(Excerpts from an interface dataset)
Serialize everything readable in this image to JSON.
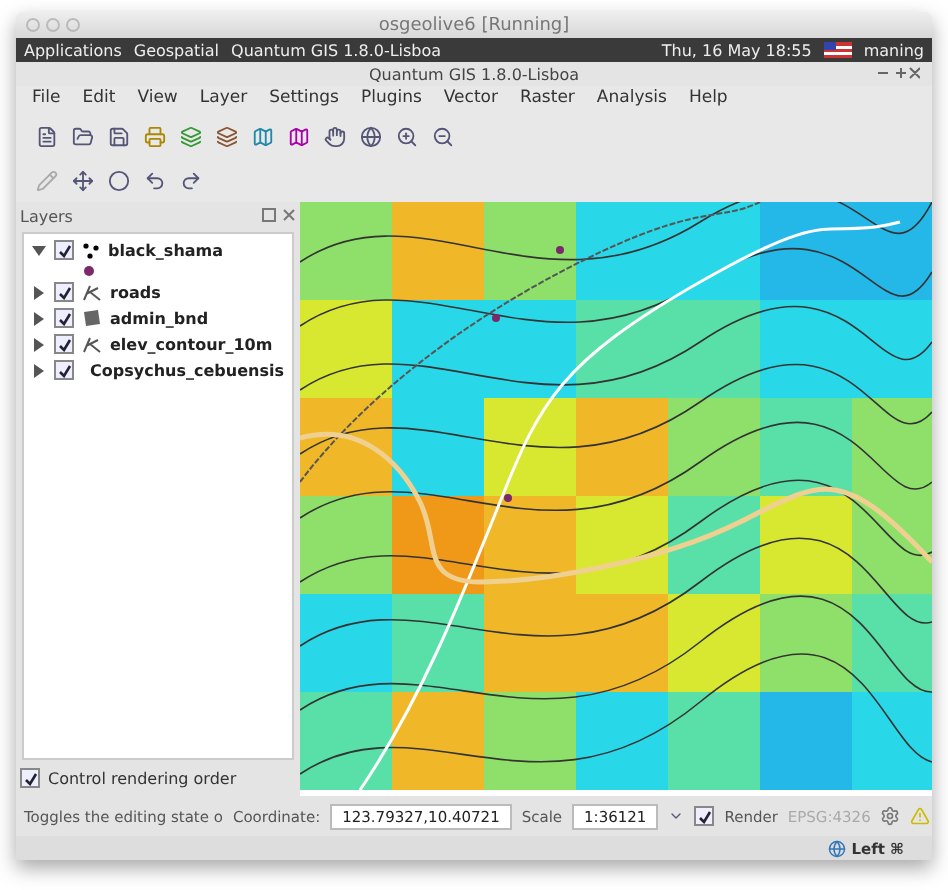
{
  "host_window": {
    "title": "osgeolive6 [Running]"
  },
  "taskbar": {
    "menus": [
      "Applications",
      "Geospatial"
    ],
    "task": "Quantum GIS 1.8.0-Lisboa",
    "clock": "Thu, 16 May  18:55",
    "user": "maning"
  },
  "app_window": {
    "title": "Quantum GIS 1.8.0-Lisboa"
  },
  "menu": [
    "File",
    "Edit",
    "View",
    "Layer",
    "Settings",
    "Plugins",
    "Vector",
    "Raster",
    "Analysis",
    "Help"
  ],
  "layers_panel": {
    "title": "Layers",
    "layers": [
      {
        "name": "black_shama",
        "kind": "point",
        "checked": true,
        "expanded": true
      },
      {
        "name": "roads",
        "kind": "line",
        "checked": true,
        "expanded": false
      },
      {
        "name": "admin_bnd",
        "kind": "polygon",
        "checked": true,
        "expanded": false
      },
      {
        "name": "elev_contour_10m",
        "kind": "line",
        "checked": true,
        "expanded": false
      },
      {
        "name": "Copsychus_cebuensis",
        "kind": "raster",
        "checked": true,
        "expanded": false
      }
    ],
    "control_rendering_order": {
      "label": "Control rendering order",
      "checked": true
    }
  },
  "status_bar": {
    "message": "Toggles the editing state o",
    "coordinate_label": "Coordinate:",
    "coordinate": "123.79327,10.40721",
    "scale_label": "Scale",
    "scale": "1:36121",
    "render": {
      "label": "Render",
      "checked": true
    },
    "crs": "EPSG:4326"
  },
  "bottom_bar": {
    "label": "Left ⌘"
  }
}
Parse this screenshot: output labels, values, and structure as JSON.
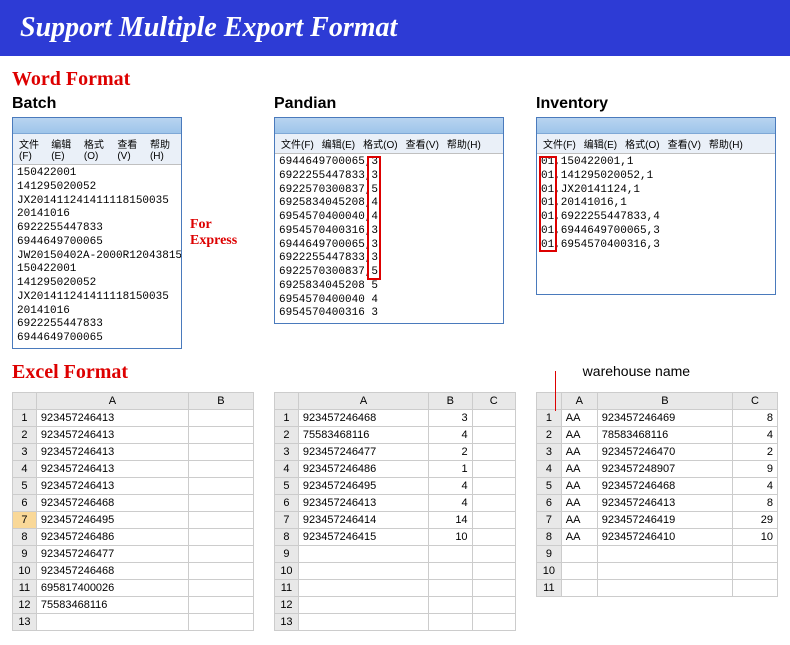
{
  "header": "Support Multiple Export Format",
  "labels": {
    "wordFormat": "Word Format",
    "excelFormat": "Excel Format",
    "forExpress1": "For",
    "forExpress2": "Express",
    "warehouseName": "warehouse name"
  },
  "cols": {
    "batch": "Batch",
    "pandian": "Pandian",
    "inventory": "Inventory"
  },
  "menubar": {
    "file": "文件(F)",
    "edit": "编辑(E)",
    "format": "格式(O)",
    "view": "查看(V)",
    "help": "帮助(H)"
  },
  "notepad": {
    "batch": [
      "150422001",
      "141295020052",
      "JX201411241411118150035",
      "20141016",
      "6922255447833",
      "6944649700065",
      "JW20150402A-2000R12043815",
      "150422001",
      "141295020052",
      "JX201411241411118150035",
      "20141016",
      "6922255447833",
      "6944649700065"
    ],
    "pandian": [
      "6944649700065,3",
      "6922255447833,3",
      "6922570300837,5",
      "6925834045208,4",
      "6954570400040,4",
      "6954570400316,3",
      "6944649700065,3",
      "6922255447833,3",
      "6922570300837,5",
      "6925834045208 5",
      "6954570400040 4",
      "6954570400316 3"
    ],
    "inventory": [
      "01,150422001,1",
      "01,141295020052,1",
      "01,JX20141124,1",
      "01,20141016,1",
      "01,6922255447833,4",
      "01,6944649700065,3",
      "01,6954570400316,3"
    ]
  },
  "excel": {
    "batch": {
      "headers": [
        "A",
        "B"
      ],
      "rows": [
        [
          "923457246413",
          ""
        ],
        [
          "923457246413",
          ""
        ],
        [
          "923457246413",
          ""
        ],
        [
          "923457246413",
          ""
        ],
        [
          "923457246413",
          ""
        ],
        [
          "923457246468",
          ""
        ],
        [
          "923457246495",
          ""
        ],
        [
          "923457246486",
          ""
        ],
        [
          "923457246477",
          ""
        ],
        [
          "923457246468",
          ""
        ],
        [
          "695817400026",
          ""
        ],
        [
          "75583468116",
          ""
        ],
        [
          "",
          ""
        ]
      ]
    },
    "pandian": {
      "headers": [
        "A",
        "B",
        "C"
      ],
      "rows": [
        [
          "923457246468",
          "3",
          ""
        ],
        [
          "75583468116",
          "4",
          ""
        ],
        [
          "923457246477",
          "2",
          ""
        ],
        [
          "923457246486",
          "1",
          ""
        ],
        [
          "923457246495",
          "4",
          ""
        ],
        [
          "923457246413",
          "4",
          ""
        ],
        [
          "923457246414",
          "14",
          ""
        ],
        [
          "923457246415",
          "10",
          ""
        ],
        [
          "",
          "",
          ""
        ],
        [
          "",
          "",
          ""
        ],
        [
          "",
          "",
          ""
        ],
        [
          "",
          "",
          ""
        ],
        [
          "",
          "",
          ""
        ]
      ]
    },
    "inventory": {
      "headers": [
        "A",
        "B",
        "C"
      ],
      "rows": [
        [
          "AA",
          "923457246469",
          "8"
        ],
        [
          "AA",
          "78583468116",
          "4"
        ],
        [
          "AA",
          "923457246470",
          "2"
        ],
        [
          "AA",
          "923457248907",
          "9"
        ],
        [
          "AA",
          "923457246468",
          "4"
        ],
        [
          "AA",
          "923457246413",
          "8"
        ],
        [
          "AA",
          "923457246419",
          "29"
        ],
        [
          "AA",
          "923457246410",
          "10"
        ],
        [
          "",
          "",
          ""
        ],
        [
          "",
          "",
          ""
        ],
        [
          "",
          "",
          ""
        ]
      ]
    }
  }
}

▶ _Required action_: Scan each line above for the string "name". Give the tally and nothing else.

▶ _Answer to the exercise_: 6